Different Types of Blueberries

Discover which type of blueberry plant is right for your growing area.

A blueberry plant is a perennial plant that flowers and then grows fruit. Blueberries are found wild in North America. Blueberries come from the plant family Vaccinium. There are over 450 different species within the family. In addition to blueberry species that occur naturally in the wild, there are commercially-created blueberry species. Blueberry plants grow best in the zones they are approved for.


The Brunswick is a lowbush variety of blueberry. The fruits are a light blue. The plants grow to about 1 or 2 feet tall and equally as wide. Brunswick grows best in U.S. Department of Agriculture Plant Hardiness Zones 3 to 6.


Northblue is a half-high variety, which means it is a cross between a lowbush blueberry and a highbush blueberry. This particular variety grows 2 to 3 feet high and as wide as 4 to 6 feet across. The berries are a rich, deep blue. The plants can grow in USDA Plant Hardiness Zones 3 to 7, but many gardeners note that the plant doesn’t always do well in zone 7.
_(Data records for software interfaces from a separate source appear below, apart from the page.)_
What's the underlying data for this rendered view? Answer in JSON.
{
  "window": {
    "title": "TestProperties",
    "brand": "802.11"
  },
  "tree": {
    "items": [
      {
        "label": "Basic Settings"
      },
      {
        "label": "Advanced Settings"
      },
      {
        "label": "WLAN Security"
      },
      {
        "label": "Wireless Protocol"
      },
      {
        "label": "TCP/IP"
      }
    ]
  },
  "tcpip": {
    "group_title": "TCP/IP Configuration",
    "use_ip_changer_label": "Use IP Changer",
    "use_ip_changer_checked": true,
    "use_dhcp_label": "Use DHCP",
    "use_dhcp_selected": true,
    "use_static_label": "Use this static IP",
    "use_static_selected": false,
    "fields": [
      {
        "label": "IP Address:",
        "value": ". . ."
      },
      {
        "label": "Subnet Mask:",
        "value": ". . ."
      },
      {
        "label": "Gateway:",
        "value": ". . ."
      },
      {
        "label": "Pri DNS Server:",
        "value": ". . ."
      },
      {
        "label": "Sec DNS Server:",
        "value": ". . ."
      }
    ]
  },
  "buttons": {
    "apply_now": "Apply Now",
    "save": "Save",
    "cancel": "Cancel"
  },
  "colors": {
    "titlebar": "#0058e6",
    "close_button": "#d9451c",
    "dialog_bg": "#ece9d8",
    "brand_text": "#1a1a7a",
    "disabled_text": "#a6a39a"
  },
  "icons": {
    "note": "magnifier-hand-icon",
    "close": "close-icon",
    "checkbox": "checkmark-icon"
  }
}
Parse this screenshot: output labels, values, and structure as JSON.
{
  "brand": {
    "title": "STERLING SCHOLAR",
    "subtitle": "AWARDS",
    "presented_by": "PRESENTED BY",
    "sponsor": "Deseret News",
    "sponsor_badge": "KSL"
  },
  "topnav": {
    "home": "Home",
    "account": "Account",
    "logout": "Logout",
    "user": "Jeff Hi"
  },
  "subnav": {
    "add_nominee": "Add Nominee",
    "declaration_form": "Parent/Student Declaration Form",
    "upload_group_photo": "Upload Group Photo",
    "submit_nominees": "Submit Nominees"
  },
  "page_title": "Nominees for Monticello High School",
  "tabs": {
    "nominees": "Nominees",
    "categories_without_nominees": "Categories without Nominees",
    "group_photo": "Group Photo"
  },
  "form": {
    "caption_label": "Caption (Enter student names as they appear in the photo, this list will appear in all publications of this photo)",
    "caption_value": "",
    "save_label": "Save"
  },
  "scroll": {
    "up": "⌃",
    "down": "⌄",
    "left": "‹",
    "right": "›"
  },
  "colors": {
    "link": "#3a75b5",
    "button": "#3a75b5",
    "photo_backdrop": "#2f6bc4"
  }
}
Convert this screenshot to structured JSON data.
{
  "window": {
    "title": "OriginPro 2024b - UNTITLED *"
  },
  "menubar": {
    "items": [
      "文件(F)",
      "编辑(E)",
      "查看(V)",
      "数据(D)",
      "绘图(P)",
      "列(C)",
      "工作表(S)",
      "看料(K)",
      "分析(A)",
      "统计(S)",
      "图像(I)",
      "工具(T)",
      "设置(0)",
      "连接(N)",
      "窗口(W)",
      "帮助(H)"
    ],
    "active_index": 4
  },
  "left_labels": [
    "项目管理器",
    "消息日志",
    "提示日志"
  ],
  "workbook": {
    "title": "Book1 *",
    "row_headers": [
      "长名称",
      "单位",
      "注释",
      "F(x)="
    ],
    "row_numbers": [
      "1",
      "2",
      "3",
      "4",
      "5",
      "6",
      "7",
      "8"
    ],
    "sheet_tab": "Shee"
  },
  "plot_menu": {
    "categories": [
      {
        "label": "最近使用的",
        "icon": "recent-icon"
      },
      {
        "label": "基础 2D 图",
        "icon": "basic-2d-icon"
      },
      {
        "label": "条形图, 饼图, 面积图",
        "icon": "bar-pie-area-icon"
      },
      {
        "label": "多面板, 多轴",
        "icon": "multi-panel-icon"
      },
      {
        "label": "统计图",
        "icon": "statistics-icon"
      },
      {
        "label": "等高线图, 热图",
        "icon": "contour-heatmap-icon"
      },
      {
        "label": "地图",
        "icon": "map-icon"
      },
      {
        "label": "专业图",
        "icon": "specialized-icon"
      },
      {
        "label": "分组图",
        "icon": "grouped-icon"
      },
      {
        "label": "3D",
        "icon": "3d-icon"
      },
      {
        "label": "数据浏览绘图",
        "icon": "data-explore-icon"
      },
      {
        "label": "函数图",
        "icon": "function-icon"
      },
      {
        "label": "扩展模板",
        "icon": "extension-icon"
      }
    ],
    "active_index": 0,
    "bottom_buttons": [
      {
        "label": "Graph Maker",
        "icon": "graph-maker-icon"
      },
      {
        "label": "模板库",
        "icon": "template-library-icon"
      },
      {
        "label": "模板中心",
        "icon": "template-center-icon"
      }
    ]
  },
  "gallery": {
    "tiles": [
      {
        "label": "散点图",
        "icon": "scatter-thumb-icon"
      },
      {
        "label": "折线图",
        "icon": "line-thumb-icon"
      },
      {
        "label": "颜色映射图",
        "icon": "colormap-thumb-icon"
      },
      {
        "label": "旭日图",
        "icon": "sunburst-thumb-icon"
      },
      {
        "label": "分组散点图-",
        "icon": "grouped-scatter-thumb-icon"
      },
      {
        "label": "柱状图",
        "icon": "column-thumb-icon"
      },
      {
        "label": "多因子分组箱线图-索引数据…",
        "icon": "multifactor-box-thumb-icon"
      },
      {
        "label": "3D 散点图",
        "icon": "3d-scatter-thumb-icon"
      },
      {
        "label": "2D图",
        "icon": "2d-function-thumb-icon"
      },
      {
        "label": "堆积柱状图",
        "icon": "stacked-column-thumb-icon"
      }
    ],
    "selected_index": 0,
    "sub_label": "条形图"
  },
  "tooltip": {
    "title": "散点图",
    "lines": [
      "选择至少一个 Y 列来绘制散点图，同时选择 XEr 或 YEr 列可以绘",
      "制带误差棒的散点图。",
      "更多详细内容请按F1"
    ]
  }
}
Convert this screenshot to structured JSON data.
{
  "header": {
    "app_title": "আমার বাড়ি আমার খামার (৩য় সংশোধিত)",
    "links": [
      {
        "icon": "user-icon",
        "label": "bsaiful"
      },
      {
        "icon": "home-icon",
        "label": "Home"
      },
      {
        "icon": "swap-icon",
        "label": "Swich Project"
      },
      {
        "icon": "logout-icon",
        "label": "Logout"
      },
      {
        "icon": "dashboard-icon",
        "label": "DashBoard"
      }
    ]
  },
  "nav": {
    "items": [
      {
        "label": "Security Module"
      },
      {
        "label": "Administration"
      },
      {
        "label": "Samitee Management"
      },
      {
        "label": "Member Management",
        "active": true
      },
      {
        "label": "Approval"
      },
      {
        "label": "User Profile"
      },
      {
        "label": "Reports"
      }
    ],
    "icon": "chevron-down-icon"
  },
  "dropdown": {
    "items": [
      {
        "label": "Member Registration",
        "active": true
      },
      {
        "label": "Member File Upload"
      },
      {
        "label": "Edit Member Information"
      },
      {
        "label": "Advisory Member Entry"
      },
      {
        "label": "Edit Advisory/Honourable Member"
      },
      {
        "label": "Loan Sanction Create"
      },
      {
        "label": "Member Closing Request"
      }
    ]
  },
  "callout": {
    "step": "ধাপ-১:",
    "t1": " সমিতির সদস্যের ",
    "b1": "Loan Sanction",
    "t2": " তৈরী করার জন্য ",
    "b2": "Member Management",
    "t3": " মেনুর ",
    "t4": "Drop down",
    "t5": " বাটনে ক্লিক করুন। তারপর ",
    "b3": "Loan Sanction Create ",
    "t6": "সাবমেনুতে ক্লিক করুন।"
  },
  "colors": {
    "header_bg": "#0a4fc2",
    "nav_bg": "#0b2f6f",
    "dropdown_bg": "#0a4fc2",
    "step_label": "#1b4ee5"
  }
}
This plant can grow as tall as 5 or 6 feet and as wide as 5 to 8 feet. The blueberries are a deep blue and look like they have powder on them. The berries are available midsummer. This plant grows in USDA Plant Hardiness Zones 4 to 7. Blueray is a highbush variety of blueberry.


Duke blueberries are available early in the season. They grow as tall as 4 to 6 feet and as wide as 5 feet. The fruit is firm and tart. Duke plants can be grown in USDA Plant Hardiness Zones 4 to 7.


Brightwell blueberries are a rabbiteye blueberry. Rabbiteye plants are more tolerant of heat, but don’t do as well in colder regions. It is only recommended for USDA Plant Hardiness Zones 7 to 10. The berries are large and light blue with a sweet taste.

Crabby Housewife

AuthorCrabby Housewife

Lori is a full-time housewife and writer, living in the Midwest with her husband of 27 years - they have two daughters. They have a house full of pets and her house is never quite perfect.